The Cabin Toronto at 45 Dovercourt Rd. was touted for it’s innovative plan to use wood when announced in Spring 2016, following code changes in January 2015 allowing six story wood framed buildings.
But plans have changed. The Cabin will now be steel framed, says RAW Design architect Aaron Hendershott.
He says the initial hopes to use wood were dashed when the logistics around a zero lot line configuration were complicated by the skinny property orientation.
“With an infill in on a zero lot line there were complications because wood is a combustible material,” he says, adding there were other issues because of the parking garage and the need to protect the combustible materials. “We needed to add lateral integrity with a steel moment frame and by the time the requirement for a concrete core and stairs and structural integrity were considered, there was more steel and cement than wood. It just didn’t make sense economically or from a design perspective to continue with a wood component, so it’s now all steel.”
The setbacks affecting wood framed multi-stories are raising eyebrows, says Larry Williams, executive director of the Steel Framing Industry Association (SFIA).
The SFIA has tracked fires pre- and post construction of wood framed buildings across North America, including Canada, noting it’s when material is laid down prior to installation that it’s the most vulnerable, he claims.
The next vulnerable stage is when the framing is up but the sprinklers aren’t installed and ignition comes from an incident such as a plumber’s or roofer’s torch.

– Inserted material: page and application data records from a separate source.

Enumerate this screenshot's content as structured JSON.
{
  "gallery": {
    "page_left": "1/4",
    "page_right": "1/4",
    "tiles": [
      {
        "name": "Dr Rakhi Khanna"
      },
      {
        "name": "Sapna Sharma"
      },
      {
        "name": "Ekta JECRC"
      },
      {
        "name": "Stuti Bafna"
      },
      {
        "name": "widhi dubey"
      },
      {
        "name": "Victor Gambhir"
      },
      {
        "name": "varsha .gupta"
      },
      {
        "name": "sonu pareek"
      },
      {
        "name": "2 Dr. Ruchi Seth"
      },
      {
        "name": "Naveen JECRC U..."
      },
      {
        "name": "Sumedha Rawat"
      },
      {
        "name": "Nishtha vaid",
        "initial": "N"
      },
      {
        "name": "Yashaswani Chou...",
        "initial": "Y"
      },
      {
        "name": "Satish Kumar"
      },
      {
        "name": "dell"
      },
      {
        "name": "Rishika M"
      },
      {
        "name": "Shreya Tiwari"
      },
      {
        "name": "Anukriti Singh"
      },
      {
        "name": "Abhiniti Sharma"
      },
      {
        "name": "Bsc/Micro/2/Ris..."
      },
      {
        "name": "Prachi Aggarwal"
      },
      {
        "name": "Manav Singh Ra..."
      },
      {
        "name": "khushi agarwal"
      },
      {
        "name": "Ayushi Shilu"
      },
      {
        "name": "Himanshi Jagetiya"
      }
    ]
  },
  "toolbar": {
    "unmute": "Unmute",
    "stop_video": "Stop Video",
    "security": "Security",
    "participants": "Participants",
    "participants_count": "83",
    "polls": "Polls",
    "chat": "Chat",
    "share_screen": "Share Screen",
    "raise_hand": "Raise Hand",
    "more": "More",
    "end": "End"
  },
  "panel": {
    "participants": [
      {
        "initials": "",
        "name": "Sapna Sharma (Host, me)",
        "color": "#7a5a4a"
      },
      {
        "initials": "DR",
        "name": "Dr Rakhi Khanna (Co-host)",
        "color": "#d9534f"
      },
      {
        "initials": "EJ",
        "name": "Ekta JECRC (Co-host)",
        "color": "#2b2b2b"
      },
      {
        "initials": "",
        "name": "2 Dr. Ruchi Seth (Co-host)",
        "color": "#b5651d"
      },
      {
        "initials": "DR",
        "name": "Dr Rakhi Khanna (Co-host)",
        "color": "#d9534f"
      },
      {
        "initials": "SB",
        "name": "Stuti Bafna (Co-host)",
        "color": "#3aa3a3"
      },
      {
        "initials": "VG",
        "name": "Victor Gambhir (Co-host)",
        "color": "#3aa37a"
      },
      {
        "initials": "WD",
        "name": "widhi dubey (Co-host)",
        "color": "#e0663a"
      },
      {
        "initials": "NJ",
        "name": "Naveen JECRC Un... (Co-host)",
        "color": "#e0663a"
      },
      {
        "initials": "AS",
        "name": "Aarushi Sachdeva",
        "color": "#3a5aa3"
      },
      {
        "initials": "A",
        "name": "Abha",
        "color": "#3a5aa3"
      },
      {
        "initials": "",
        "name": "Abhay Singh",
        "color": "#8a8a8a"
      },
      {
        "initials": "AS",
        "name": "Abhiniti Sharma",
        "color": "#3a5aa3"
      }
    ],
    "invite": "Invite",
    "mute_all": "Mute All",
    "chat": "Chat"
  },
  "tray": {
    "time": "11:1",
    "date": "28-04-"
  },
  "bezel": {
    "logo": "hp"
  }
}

One such example is the four-story wood student residence in Kingston, Ont. that caught fire in December 2013, prompting a helicopter rescue of a crane operator stranded in his cab while the flames raged around him.